━━ Available data ━━

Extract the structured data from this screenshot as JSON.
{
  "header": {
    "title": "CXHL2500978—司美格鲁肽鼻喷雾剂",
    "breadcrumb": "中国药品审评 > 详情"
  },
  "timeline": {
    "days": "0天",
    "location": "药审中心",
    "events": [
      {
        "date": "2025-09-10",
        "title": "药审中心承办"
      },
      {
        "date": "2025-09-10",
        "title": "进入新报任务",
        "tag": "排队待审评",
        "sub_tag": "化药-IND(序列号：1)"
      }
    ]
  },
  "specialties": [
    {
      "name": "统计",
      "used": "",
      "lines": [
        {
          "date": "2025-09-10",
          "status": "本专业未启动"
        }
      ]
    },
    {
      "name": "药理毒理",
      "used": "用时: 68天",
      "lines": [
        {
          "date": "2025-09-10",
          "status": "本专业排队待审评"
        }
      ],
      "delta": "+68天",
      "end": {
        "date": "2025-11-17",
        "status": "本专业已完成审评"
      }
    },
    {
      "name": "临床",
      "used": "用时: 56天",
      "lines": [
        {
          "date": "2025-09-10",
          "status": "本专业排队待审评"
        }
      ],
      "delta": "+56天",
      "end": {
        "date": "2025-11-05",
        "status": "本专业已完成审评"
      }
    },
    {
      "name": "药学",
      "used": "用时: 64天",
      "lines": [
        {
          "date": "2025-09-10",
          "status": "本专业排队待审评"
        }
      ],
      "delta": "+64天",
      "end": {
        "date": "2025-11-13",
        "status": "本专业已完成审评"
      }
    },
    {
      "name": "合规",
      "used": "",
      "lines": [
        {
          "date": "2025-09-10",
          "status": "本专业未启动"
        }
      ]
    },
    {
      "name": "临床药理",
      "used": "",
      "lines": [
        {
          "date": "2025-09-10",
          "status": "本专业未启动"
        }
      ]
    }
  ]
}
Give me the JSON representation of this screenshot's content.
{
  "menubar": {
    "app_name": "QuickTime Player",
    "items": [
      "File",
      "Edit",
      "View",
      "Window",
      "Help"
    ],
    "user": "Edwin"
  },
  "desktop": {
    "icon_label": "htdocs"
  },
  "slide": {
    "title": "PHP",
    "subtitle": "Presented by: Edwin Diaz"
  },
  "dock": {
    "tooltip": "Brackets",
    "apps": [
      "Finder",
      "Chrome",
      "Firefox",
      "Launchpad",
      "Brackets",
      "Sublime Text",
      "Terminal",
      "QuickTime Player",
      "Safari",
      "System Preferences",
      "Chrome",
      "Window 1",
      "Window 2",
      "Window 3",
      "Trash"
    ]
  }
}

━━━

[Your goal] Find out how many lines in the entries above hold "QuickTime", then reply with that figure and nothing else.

[Task result] 2